David Dolginow and Colin Davis founded Shacksbury Cider in 2013, while simultaneously launching the “Lost Apple Project”. Their mission? To revive lost apple varieties, reintroduce vanished varietals and recreate and invent complex, delicious ciders the likes of which have been forgotten. Yep, these guys singlehandedly accepted the challenge to revive America’s early tradition of cider enjoyment, and we’re, ahem, crushing hard.
These days, apples are as American as, well… you know. But that wasn’t always the case. It’s said it was the Mayflower that originally carried the first apple seeds to the New World. The cultivation of orchards across America followed. And bitter, sour apples were transformed into bold, refreshing ciders, which quickly became the preferred beverage for many Americans. But Prohibition led to the loss of hard cider, much of the culture surrounding it and the apple varieties used in the process.
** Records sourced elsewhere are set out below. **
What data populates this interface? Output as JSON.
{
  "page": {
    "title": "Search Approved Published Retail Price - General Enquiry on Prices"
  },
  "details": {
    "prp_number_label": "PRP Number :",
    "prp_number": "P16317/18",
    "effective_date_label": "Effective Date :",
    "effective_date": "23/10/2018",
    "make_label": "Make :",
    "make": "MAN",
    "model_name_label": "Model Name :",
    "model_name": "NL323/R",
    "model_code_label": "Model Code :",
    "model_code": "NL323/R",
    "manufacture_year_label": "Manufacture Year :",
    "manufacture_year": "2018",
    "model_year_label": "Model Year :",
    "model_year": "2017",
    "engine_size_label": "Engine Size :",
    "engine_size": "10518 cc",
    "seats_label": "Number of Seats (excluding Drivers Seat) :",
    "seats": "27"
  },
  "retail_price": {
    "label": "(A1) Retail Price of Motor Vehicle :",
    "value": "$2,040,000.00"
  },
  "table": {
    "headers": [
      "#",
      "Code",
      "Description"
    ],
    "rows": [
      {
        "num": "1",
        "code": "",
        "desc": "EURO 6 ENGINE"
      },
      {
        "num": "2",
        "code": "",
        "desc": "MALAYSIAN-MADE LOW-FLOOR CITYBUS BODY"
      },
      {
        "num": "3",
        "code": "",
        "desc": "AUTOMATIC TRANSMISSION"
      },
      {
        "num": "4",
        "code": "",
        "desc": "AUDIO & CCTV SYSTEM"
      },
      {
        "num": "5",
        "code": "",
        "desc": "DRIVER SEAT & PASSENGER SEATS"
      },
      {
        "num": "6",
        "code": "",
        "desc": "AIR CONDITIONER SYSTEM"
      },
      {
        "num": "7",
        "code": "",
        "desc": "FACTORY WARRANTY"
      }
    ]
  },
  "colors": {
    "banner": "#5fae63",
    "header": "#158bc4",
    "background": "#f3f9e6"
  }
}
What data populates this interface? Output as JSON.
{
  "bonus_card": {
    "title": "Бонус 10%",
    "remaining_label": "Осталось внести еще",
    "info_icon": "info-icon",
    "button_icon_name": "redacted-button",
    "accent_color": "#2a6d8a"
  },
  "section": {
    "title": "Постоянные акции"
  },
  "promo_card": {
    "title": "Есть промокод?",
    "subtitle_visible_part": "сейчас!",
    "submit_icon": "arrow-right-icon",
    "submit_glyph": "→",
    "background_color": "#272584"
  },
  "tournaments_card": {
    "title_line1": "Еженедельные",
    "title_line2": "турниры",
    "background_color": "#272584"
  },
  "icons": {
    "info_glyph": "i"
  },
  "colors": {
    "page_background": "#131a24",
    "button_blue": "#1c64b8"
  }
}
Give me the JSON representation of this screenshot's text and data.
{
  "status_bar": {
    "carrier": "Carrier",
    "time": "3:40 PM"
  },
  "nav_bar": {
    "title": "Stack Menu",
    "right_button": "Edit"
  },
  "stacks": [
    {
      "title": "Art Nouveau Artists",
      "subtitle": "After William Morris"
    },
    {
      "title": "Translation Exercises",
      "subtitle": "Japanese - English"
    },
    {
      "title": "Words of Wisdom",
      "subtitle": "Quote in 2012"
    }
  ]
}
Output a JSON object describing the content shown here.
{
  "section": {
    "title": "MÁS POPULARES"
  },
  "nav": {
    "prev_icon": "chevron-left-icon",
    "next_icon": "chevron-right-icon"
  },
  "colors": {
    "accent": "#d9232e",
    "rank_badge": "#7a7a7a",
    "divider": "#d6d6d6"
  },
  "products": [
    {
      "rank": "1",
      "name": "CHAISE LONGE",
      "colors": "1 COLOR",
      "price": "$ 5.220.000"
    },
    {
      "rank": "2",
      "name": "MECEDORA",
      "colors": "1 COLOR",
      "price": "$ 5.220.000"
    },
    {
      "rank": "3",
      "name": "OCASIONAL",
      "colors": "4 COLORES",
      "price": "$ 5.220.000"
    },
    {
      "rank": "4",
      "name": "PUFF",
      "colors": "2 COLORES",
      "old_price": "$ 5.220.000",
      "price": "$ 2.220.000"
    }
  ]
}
David and Colin travelled the world to meet great cider makers who maintained the practices that had been lost in America over time, and in 2014, after scavenging throughout Vermont and sampling numerous apples, they grafted the five best types to 250 trees. Thus began their “Lost Apple Orchard” in partnership with Sunrise Orchards in Shoreham, Vermont.
Shacksbury ciders are made primarily with these “lost” apples, which David and Colin supplement with fruit from a few orchards in Spain and England while they wait for some 2,500 new trees to mature. To maintain the integrity of the fruit, Shacksbury follows a practice of minimal intervention (their fermentation is accomplished with native, wild yeast).
The result? Blends that have structure, earthiness, and complexity, while also having that fruit character that make them refreshing and drinkable. A true testament to cider heritage.